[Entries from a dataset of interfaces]
↓↓↓
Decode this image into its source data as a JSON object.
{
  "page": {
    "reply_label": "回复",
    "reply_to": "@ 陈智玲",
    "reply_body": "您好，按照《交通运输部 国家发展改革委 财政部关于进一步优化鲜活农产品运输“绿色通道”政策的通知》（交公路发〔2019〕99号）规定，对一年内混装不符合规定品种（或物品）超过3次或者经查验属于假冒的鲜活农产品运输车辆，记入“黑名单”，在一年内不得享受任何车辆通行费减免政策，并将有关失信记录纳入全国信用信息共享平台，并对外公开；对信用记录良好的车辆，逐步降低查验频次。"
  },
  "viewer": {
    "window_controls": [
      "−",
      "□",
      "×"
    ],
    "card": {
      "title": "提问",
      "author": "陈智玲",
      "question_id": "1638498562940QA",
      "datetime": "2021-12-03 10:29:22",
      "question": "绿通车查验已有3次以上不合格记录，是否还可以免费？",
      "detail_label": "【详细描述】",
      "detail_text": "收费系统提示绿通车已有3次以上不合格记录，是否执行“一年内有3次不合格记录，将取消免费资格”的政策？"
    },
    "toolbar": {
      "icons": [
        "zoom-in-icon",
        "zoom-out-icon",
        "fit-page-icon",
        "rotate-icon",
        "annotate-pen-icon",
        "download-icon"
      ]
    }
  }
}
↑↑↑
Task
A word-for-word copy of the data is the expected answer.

Response
Decode this image into its source data as a JSON object.
{
  "page": {
    "reply_label": "回复",
    "reply_to": "@ 陈智玲",
    "reply_body": "您好，按照《交通运输部 国家发展改革委 财政部关于进一步优化鲜活农产品运输“绿色通道”政策的通知》（交公路发〔2019〕99号）规定，对一年内混装不符合规定品种（或物品）超过3次或者经查验属于假冒的鲜活农产品运输车辆，记入“黑名单”，在一年内不得享受任何车辆通行费减免政策，并将有关失信记录纳入全国信用信息共享平台，并对外公开；对信用记录良好的车辆，逐步降低查验频次。"
  },
  "viewer": {
    "window_controls": [
      "−",
      "□",
      "×"
    ],
    "card": {
      "title": "提问",
      "author": "陈智玲",
      "question_id": "1638498562940QA",
      "datetime": "2021-12-03 10:29:22",
      "question": "绿通车查验已有3次以上不合格记录，是否还可以免费？",
      "detail_label": "【详细描述】",
      "detail_text": "收费系统提示绿通车已有3次以上不合格记录，是否执行“一年内有3次不合格记录，将取消免费资格”的政策？"
    },
    "toolbar": {
      "icons": [
        "zoom-in-icon",
        "zoom-out-icon",
        "fit-page-icon",
        "rotate-icon",
        "annotate-pen-icon",
        "download-icon"
      ]
    }
  }
}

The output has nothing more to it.